[Start of section]

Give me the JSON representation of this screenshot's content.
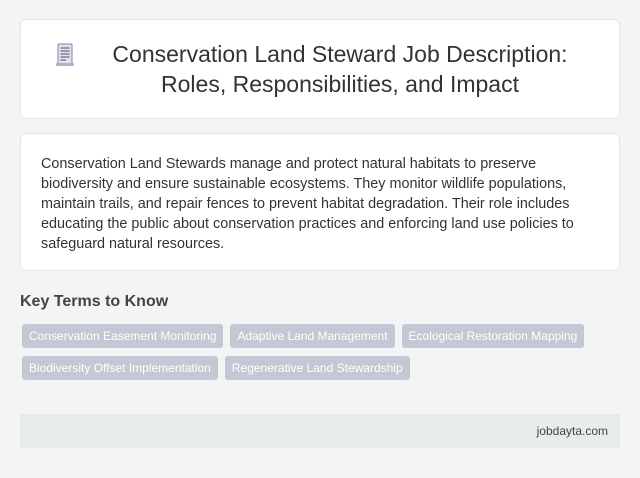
{
  "header": {
    "icon": "document-icon",
    "title": "Conservation Land Steward Job Description: Roles, Responsibilities, and Impact"
  },
  "description": "Conservation Land Stewards manage and protect natural habitats to preserve biodiversity and ensure sustainable ecosystems. They monitor wildlife populations, maintain trails, and repair fences to prevent habitat degradation. Their role includes educating the public about conservation practices and enforcing land use policies to safeguard natural resources.",
  "key_terms": {
    "heading": "Key Terms to Know",
    "tags": [
      "Conservation Easement Monitoring",
      "Adaptive Land Management",
      "Ecological Restoration Mapping",
      "Biodiversity Offset Implementation",
      "Regenerative Land Stewardship"
    ]
  },
  "footer": {
    "site": "jobdayta.com"
  },
  "colors": {
    "tag_bg": "#c4c8d4",
    "footer_bg": "#e8ecec",
    "page_bg": "#f3f4f6"
  }
}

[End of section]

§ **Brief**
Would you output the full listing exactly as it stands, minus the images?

§ **Expected answer**
Give me the JSON representation of this screenshot's content.
{
  "header": {
    "icon": "document-icon",
    "title": "Conservation Land Steward Job Description: Roles, Responsibilities, and Impact"
  },
  "description": "Conservation Land Stewards manage and protect natural habitats to preserve biodiversity and ensure sustainable ecosystems. They monitor wildlife populations, maintain trails, and repair fences to prevent habitat degradation. Their role includes educating the public about conservation practices and enforcing land use policies to safeguard natural resources.",
  "key_terms": {
    "heading": "Key Terms to Know",
    "tags": [
      "Conservation Easement Monitoring",
      "Adaptive Land Management",
      "Ecological Restoration Mapping",
      "Biodiversity Offset Implementation",
      "Regenerative Land Stewardship"
    ]
  },
  "footer": {
    "site": "jobdayta.com"
  },
  "colors": {
    "tag_bg": "#c4c8d4",
    "footer_bg": "#e8ecec",
    "page_bg": "#f3f4f6"
  }
}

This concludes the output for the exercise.